Task prompt. Give a faithful, exact copy of all entries, minus the images.
*****
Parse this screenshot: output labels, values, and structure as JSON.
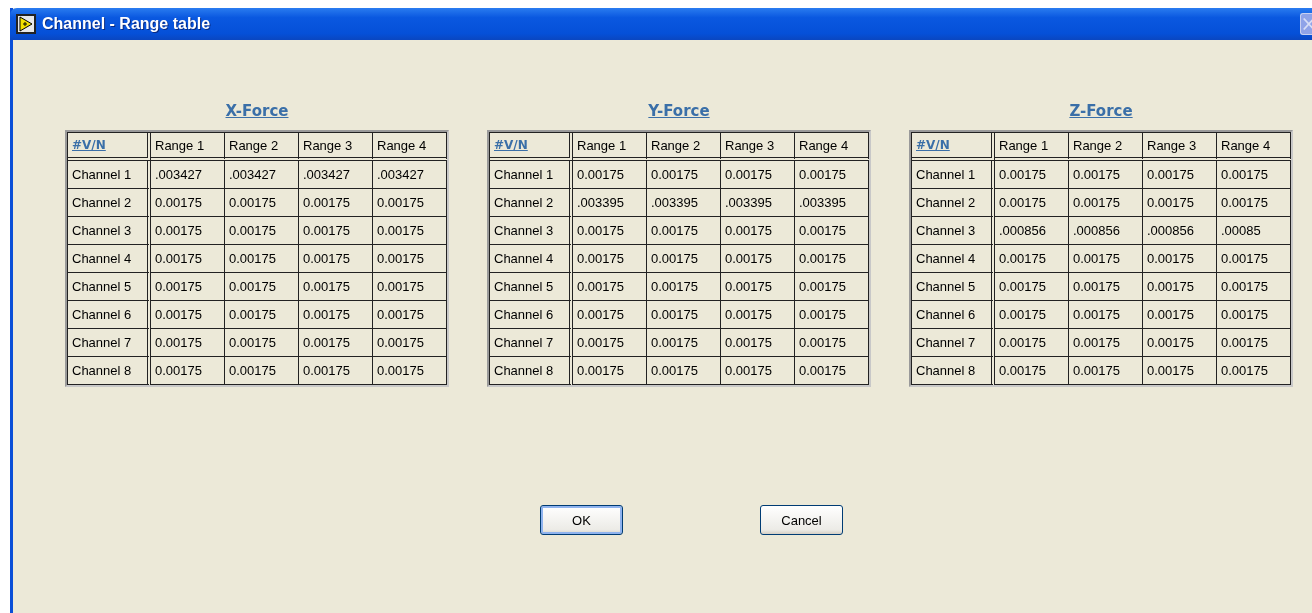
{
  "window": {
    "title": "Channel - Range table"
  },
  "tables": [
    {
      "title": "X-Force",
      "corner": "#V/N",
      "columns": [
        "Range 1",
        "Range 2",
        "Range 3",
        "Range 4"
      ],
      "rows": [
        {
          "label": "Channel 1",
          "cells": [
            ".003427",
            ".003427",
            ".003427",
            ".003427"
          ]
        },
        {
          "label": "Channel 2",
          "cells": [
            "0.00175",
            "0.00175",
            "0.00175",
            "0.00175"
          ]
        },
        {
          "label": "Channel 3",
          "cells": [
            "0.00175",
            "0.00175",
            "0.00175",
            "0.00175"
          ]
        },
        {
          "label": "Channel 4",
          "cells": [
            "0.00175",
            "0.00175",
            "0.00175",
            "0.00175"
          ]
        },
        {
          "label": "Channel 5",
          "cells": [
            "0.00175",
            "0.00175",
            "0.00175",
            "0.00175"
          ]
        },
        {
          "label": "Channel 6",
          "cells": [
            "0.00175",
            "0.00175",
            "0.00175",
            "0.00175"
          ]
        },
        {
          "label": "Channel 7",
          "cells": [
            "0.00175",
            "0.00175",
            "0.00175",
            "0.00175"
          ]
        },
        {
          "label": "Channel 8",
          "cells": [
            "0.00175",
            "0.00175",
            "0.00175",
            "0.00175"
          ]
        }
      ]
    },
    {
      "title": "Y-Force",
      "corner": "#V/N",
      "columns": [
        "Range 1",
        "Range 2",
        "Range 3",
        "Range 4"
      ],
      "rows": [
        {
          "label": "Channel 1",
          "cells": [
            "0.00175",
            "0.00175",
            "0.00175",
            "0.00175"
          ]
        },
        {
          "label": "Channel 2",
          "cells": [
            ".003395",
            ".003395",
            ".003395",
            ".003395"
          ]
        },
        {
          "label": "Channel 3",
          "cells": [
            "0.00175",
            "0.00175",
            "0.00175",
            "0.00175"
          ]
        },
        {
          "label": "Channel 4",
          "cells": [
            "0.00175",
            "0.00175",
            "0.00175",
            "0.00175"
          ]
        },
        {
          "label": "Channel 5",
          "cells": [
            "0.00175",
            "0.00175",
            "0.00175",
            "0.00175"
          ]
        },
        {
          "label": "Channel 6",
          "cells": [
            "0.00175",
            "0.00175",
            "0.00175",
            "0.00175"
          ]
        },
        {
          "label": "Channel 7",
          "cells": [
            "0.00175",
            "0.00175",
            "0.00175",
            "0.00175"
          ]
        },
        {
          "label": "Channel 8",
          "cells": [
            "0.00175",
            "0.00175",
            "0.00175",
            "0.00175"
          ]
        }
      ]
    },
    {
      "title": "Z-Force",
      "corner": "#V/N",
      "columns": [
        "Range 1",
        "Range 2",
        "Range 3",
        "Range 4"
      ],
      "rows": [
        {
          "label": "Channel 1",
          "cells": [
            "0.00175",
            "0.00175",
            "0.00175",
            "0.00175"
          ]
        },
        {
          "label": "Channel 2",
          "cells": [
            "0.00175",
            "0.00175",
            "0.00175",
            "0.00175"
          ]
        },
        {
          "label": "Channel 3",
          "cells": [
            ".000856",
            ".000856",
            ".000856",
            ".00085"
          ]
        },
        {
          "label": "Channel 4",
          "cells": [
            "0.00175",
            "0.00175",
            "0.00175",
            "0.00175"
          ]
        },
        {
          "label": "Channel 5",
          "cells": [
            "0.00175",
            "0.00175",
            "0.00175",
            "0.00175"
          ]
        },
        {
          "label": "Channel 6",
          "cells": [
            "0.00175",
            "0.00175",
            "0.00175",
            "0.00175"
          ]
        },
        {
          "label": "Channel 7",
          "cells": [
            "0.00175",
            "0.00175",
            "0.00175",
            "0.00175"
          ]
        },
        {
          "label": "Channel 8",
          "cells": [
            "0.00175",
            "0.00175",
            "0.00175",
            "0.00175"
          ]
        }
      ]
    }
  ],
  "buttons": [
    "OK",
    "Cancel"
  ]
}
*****
Solution for this exercise.
Parse this screenshot: output labels, values, and structure as JSON.
{
  "window": {
    "title": "Channel - Range table"
  },
  "tables": [
    {
      "title": "X-Force",
      "corner": "#V/N",
      "columns": [
        "Range 1",
        "Range 2",
        "Range 3",
        "Range 4"
      ],
      "rows": [
        {
          "label": "Channel 1",
          "cells": [
            ".003427",
            ".003427",
            ".003427",
            ".003427"
          ]
        },
        {
          "label": "Channel 2",
          "cells": [
            "0.00175",
            "0.00175",
            "0.00175",
            "0.00175"
          ]
        },
        {
          "label": "Channel 3",
          "cells": [
            "0.00175",
            "0.00175",
            "0.00175",
            "0.00175"
          ]
        },
        {
          "label": "Channel 4",
          "cells": [
            "0.00175",
            "0.00175",
            "0.00175",
            "0.00175"
          ]
        },
        {
          "label": "Channel 5",
          "cells": [
            "0.00175",
            "0.00175",
            "0.00175",
            "0.00175"
          ]
        },
        {
          "label": "Channel 6",
          "cells": [
            "0.00175",
            "0.00175",
            "0.00175",
            "0.00175"
          ]
        },
        {
          "label": "Channel 7",
          "cells": [
            "0.00175",
            "0.00175",
            "0.00175",
            "0.00175"
          ]
        },
        {
          "label": "Channel 8",
          "cells": [
            "0.00175",
            "0.00175",
            "0.00175",
            "0.00175"
          ]
        }
      ]
    },
    {
      "title": "Y-Force",
      "corner": "#V/N",
      "columns": [
        "Range 1",
        "Range 2",
        "Range 3",
        "Range 4"
      ],
      "rows": [
        {
          "label": "Channel 1",
          "cells": [
            "0.00175",
            "0.00175",
            "0.00175",
            "0.00175"
          ]
        },
        {
          "label": "Channel 2",
          "cells": [
            ".003395",
            ".003395",
            ".003395",
            ".003395"
          ]
        },
        {
          "label": "Channel 3",
          "cells": [
            "0.00175",
            "0.00175",
            "0.00175",
            "0.00175"
          ]
        },
        {
          "label": "Channel 4",
          "cells": [
            "0.00175",
            "0.00175",
            "0.00175",
            "0.00175"
          ]
        },
        {
          "label": "Channel 5",
          "cells": [
            "0.00175",
            "0.00175",
            "0.00175",
            "0.00175"
          ]
        },
        {
          "label": "Channel 6",
          "cells": [
            "0.00175",
            "0.00175",
            "0.00175",
            "0.00175"
          ]
        },
        {
          "label": "Channel 7",
          "cells": [
            "0.00175",
            "0.00175",
            "0.00175",
            "0.00175"
          ]
        },
        {
          "label": "Channel 8",
          "cells": [
            "0.00175",
            "0.00175",
            "0.00175",
            "0.00175"
          ]
        }
      ]
    },
    {
      "title": "Z-Force",
      "corner": "#V/N",
      "columns": [
        "Range 1",
        "Range 2",
        "Range 3",
        "Range 4"
      ],
      "rows": [
        {
          "label": "Channel 1",
          "cells": [
            "0.00175",
            "0.00175",
            "0.00175",
            "0.00175"
          ]
        },
        {
          "label": "Channel 2",
          "cells": [
            "0.00175",
            "0.00175",
            "0.00175",
            "0.00175"
          ]
        },
        {
          "label": "Channel 3",
          "cells": [
            ".000856",
            ".000856",
            ".000856",
            ".00085"
          ]
        },
        {
          "label": "Channel 4",
          "cells": [
            "0.00175",
            "0.00175",
            "0.00175",
            "0.00175"
          ]
        },
        {
          "label": "Channel 5",
          "cells": [
            "0.00175",
            "0.00175",
            "0.00175",
            "0.00175"
          ]
        },
        {
          "label": "Channel 6",
          "cells": [
            "0.00175",
            "0.00175",
            "0.00175",
            "0.00175"
          ]
        },
        {
          "label": "Channel 7",
          "cells": [
            "0.00175",
            "0.00175",
            "0.00175",
            "0.00175"
          ]
        },
        {
          "label": "Channel 8",
          "cells": [
            "0.00175",
            "0.00175",
            "0.00175",
            "0.00175"
          ]
        }
      ]
    }
  ],
  "buttons": [
    "OK",
    "Cancel"
  ]
}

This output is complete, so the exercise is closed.